CBC will offer an innovative and unique virtual opportunity for tweens, the CBC KIDS NEWS BACK-TO-SCHOOL LIVE EVENT IN MINECRAFT, on Saturday, October 10 at 4 p.m. ET. Created by CBC Kids News with support from young Minecraft gamers and Brilliant Labs, a not-for-profit technology and experiential learning platform based in Atlantic Canada, the virtual event is open to tween gamers around the world, and will take place within a special CBC Kids News World in best-selling video game Minecraft, modelled after the CBC Toronto Broadcast Centre. The event will include a virtual live studio taping hosted by 15-year-old CBC Kids News contributor Elijah Sandiford and GeminiTay, a 24-year-old creator and up-and-coming gaming YouTuber from Newfoundland, who will speak with pediatrician and epidemiologist Dr. Caroline Quach-Thanh to answer kids’ health questions, and connect with kids to hear about their personal back-to-school experiences.

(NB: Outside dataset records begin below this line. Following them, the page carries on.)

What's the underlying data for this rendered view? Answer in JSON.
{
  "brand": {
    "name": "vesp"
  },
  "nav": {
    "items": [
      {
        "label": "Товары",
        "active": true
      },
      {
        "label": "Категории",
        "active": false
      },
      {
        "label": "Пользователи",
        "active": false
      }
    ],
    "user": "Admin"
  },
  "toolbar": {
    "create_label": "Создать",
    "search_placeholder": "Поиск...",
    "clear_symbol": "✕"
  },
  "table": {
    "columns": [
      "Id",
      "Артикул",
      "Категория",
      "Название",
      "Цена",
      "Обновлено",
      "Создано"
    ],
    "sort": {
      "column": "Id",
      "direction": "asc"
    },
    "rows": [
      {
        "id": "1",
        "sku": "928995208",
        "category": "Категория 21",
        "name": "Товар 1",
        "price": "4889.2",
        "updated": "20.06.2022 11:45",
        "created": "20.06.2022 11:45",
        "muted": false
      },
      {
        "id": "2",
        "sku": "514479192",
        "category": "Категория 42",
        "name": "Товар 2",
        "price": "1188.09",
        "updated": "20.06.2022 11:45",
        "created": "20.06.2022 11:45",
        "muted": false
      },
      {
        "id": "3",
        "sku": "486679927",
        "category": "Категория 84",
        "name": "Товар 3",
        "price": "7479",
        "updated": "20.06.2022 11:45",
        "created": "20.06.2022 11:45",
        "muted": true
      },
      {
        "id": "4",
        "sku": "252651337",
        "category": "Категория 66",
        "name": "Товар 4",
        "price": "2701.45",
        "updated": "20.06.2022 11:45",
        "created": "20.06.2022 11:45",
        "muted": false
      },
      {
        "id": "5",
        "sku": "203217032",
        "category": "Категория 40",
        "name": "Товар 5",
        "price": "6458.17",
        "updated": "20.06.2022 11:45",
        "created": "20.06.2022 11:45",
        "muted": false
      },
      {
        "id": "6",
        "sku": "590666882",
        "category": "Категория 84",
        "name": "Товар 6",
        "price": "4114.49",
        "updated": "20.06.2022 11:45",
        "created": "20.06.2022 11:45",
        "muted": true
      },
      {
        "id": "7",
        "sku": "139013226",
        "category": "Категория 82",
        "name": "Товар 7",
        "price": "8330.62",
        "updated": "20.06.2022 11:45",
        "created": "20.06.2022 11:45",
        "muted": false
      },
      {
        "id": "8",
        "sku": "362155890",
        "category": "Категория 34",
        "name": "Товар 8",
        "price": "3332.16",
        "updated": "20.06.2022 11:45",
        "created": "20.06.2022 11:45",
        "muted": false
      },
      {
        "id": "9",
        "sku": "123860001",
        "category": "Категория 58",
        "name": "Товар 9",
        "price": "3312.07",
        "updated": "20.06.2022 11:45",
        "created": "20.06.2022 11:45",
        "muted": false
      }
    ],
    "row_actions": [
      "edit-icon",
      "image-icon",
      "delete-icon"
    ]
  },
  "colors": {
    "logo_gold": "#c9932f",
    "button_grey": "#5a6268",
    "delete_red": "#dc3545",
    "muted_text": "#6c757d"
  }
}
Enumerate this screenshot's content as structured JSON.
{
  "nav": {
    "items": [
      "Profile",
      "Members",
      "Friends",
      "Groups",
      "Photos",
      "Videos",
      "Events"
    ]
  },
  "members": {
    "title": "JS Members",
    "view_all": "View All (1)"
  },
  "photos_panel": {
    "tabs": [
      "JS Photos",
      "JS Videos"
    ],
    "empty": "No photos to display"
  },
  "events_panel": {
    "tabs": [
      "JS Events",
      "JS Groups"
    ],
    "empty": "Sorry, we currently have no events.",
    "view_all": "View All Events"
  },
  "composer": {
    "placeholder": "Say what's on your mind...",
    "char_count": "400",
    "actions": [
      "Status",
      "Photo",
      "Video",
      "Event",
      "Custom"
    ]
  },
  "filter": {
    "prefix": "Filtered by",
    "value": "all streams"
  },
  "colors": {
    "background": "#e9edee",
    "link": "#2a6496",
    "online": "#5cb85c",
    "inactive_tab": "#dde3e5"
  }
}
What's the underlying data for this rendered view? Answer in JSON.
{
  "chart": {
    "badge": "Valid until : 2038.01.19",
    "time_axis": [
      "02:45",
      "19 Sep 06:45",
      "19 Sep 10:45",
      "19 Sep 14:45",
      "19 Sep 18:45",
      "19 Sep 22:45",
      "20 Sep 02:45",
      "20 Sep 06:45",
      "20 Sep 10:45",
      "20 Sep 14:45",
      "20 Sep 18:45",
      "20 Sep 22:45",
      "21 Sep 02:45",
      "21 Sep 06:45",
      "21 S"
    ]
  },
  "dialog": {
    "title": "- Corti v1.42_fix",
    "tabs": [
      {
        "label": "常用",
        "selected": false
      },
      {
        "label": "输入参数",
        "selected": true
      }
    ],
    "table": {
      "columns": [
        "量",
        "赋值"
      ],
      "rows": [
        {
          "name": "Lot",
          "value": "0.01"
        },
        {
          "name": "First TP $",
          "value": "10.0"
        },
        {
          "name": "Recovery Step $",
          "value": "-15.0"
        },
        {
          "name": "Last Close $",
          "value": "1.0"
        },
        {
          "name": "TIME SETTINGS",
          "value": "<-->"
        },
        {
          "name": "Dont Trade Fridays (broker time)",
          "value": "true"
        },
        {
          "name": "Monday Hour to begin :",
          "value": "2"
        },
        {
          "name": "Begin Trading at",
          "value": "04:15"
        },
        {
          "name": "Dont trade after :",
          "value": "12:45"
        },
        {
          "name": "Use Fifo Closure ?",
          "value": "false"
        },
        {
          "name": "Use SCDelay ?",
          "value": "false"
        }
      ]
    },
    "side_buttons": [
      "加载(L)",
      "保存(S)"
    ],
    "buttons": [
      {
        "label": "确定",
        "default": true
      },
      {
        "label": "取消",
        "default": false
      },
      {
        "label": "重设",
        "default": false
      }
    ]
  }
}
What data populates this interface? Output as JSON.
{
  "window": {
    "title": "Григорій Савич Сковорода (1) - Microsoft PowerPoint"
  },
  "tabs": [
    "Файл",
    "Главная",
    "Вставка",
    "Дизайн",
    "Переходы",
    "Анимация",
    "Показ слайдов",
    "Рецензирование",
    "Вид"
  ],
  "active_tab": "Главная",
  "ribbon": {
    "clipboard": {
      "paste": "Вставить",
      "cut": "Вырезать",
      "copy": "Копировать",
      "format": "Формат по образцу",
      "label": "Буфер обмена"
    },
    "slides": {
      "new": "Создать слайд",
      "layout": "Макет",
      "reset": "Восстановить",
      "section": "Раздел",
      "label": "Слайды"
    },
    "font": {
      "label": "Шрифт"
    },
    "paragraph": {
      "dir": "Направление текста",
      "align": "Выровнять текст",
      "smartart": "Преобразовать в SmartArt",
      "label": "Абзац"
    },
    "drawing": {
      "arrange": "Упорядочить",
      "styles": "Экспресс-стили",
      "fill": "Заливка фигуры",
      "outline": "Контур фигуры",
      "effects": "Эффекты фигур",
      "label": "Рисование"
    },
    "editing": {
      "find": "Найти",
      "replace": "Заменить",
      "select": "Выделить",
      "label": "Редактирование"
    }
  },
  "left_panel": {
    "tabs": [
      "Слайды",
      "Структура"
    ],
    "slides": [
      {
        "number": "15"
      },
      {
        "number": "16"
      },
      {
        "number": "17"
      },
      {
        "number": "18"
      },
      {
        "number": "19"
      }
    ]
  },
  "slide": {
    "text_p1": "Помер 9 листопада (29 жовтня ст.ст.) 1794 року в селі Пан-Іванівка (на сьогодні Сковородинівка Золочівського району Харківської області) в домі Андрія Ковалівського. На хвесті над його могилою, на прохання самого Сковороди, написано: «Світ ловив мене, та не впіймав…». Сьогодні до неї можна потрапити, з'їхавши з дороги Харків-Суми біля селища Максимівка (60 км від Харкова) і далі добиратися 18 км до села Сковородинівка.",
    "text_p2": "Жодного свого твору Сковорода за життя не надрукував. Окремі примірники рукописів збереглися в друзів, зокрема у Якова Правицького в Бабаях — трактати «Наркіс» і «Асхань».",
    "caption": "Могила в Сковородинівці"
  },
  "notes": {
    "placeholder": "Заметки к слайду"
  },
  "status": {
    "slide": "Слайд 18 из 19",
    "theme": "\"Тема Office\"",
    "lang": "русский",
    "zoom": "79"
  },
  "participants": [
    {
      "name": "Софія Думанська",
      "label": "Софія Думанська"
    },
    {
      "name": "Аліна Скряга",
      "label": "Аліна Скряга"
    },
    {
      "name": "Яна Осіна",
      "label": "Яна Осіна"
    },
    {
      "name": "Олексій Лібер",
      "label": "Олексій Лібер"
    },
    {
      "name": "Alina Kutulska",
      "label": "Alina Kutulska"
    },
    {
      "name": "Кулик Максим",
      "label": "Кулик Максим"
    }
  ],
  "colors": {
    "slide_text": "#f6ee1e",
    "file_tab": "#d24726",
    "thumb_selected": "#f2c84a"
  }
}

“I am really excited to participate in the CBC Kids News Back-to-School Live Event in Minecraft. I think it is so incredible to be involved in a project that creates a safe space for kids to be themselves and learn at the same time,” said GeminiTay, co-host of the CBC Kids News Back-to-School Live Event in Minecraft. “Especially in 2020, getting information that is accurate is so important. A lot of social media sites today are not safe for kids to be browsing on, so helping kids navigate this stressful time and learn in a space where they feel like they can be themselves is amazing. Being able to share emotions through art is powerful, and I can’t wait to see what everyone creates for this project.”
“CBC is committed to engaging younger audiences with entertaining and informative content that helps them understand the world around them, on the platforms that are most relevant to them,” said Marie McCann, Senior Director, Children’s Content, CBC Kids. “It’s crucial that young people see themselves represented in CBC’s coverage of the ongoing COVID-19 pandemic, and the CBC Kids News Back-to-School Live Event in Minecraft will offer them a chance to share their thoughts and questions in a safe and fun interactive space.”
Tweens can also participate in activities that will be scattered throughout the CBC Kids News World in Minecraft, including a hunt for special messages from celebrities; a candy dispenser challenge to build a functioning structure to hand out Halloween candy safely; and a parkour race above the clouds to find the COVID-19 vaccine.
Tween video game players can join the CBC Kids News World if they have Minecraft Java Edition which is available on any Windows PC (Windows 7 and up), Mac computer (OS 10.9 and up), and any Linux device (2014 onwards). For those who don’t have Minecraft, the event will also be streamed on Twitch and YouTube Live. For more information on how to join, tweens are encouraged to visit cbckidsnews.ca. The live studio taping will wrap at 5 p.m. ET on October 10, while the CBC Kids News World will remain available to players in Minecraft throughout the weekend. Following the live event, a gameplay video with the best builds will be posted on cbckidsnews.ca, YouTube and the free CBC Gem streaming service. Later this fall, the CBC Kids News World will be expanded with activities and educational experiences before being added to Minecraft: Education Edition, to offer classrooms across Canada on-demand access to its resources.
Targeted to kids aged nine to 13, CBC Kids News covers local, national and international stories that are relevant to Canadian kids in a safe and age-appropriate manner with a focus on media literacy. Managed by a seasoned team of journalists who consult with an editorial board of young Canadians from across the country, the platform includes stories from Canadian contributors aged 12 to 16.
With over 112 million unique Minecraft players engaged across all platforms, Minecraft is the best-selling video game in history. Minecraft players create and break apart various kinds of blocks in three-dimensional worlds. It’s an open-world game that promotes creativity, collaboration and problem-solving. “Minecraft: Education Edition” is a special version of the game designed for schools and educational settings — supporting 21st century learning across subjects from coding to chemistry.